◆ Aim of the task ◆
The full listing, exactly as written and with no images, is the expected output.

........

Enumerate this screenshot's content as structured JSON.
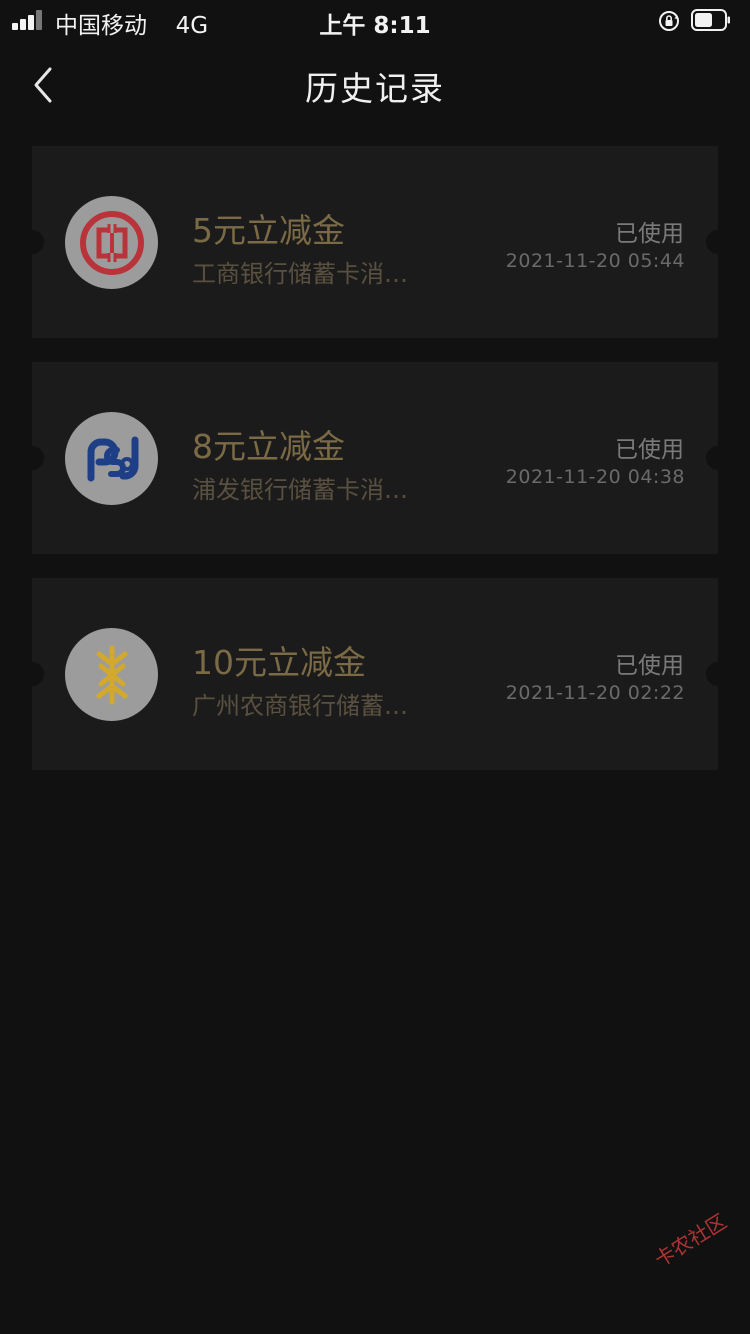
{
  "status_bar": {
    "carrier": "中国移动",
    "network": "4G",
    "time": "上午 8:11"
  },
  "nav": {
    "title": "历史记录"
  },
  "coupons": [
    {
      "title": "5元立减金",
      "description": "工商银行储蓄卡消…",
      "status": "已使用",
      "date": "2021-11-20 05:44",
      "bank_icon": "icbc-logo-icon"
    },
    {
      "title": "8元立减金",
      "description": "浦发银行储蓄卡消…",
      "status": "已使用",
      "date": "2021-11-20 04:38",
      "bank_icon": "spdb-logo-icon"
    },
    {
      "title": "10元立减金",
      "description": "广州农商银行储蓄…",
      "status": "已使用",
      "date": "2021-11-20 02:22",
      "bank_icon": "grcb-logo-icon"
    }
  ],
  "watermark": {
    "text": "卡农社区"
  },
  "colors": {
    "background": "#111111",
    "card": "#1b1b1b",
    "coupon_title": "#7a6a45",
    "icbc_red": "#c0282d",
    "spdb_blue": "#1e3f86",
    "grcb_gold": "#d9b02c"
  }
}
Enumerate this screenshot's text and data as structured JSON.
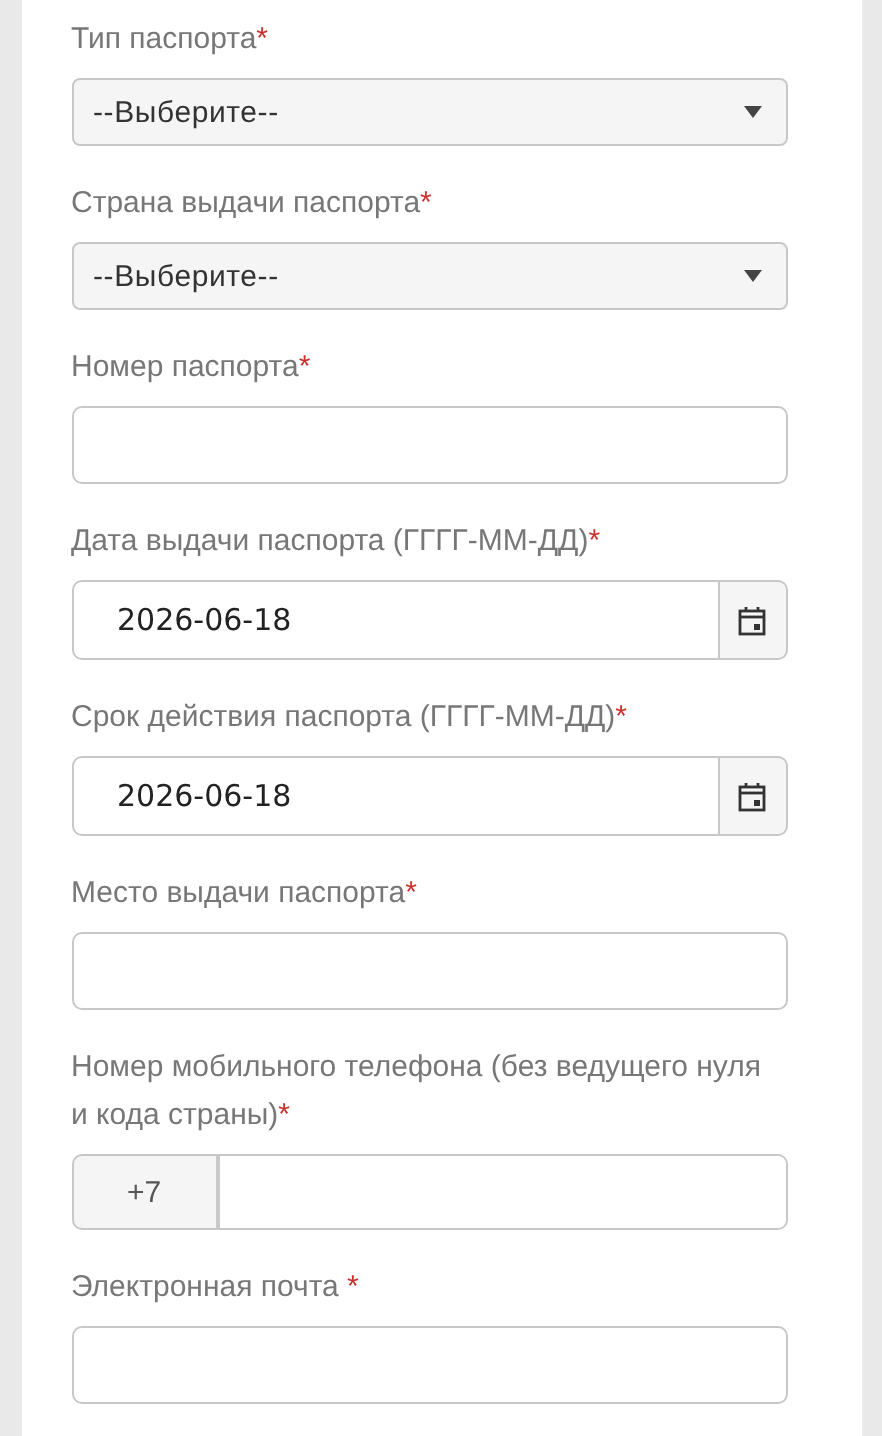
{
  "fields": [
    {
      "kind": "select",
      "label": "Тип паспорта",
      "required_mark": "*",
      "value": "--Выберите--"
    },
    {
      "kind": "select",
      "label": "Страна выдачи паспорта",
      "required_mark": "*",
      "value": "--Выберите--"
    },
    {
      "kind": "text",
      "label": "Номер паспорта",
      "required_mark": "*"
    },
    {
      "kind": "date",
      "label": "Дата выдачи паспорта (ГГГГ-ММ-ДД)",
      "required_mark": "*",
      "value": "2026-06-18"
    },
    {
      "kind": "date",
      "label": "Срок действия паспорта (ГГГГ-ММ-ДД)",
      "required_mark": "*",
      "value": "2026-06-18"
    },
    {
      "kind": "text",
      "label": "Место выдачи паспорта",
      "required_mark": "*"
    },
    {
      "kind": "phone",
      "label": "Номер мобильного телефона (без ведущего нуля и кода страны)",
      "required_mark": "*",
      "prefix": "+7"
    },
    {
      "kind": "text",
      "label": "Электронная почта",
      "required_mark": " *"
    }
  ]
}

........

◆ Answer below ◆
Enumerate this screenshot's content as structured JSON.
{
  "status_bar": {
    "carrier": "中国移动",
    "network": "4G",
    "time": "上午 8:11"
  },
  "nav": {
    "title": "历史记录"
  },
  "coupons": [
    {
      "title": "5元立减金",
      "description": "工商银行储蓄卡消…",
      "status": "已使用",
      "date": "2021-11-20 05:44",
      "bank_icon": "icbc-logo-icon"
    },
    {
      "title": "8元立减金",
      "description": "浦发银行储蓄卡消…",
      "status": "已使用",
      "date": "2021-11-20 04:38",
      "bank_icon": "spdb-logo-icon"
    },
    {
      "title": "10元立减金",
      "description": "广州农商银行储蓄…",
      "status": "已使用",
      "date": "2021-11-20 02:22",
      "bank_icon": "grcb-logo-icon"
    }
  ],
  "watermark": {
    "text": "卡农社区"
  },
  "colors": {
    "background": "#111111",
    "card": "#1b1b1b",
    "coupon_title": "#7a6a45",
    "icbc_red": "#c0282d",
    "spdb_blue": "#1e3f86",
    "grcb_gold": "#d9b02c"
  }
}
Enumerate this screenshot's text and data as structured JSON.
{
  "fields": [
    {
      "kind": "select",
      "label": "Тип паспорта",
      "required_mark": "*",
      "value": "--Выберите--"
    },
    {
      "kind": "select",
      "label": "Страна выдачи паспорта",
      "required_mark": "*",
      "value": "--Выберите--"
    },
    {
      "kind": "text",
      "label": "Номер паспорта",
      "required_mark": "*"
    },
    {
      "kind": "date",
      "label": "Дата выдачи паспорта (ГГГГ-ММ-ДД)",
      "required_mark": "*",
      "value": "2026-06-18"
    },
    {
      "kind": "date",
      "label": "Срок действия паспорта (ГГГГ-ММ-ДД)",
      "required_mark": "*",
      "value": "2026-06-18"
    },
    {
      "kind": "text",
      "label": "Место выдачи паспорта",
      "required_mark": "*"
    },
    {
      "kind": "phone",
      "label": "Номер мобильного телефона (без ведущего нуля и кода страны)",
      "required_mark": "*",
      "prefix": "+7"
    },
    {
      "kind": "text",
      "label": "Электронная почта",
      "required_mark": " *"
    }
  ]
}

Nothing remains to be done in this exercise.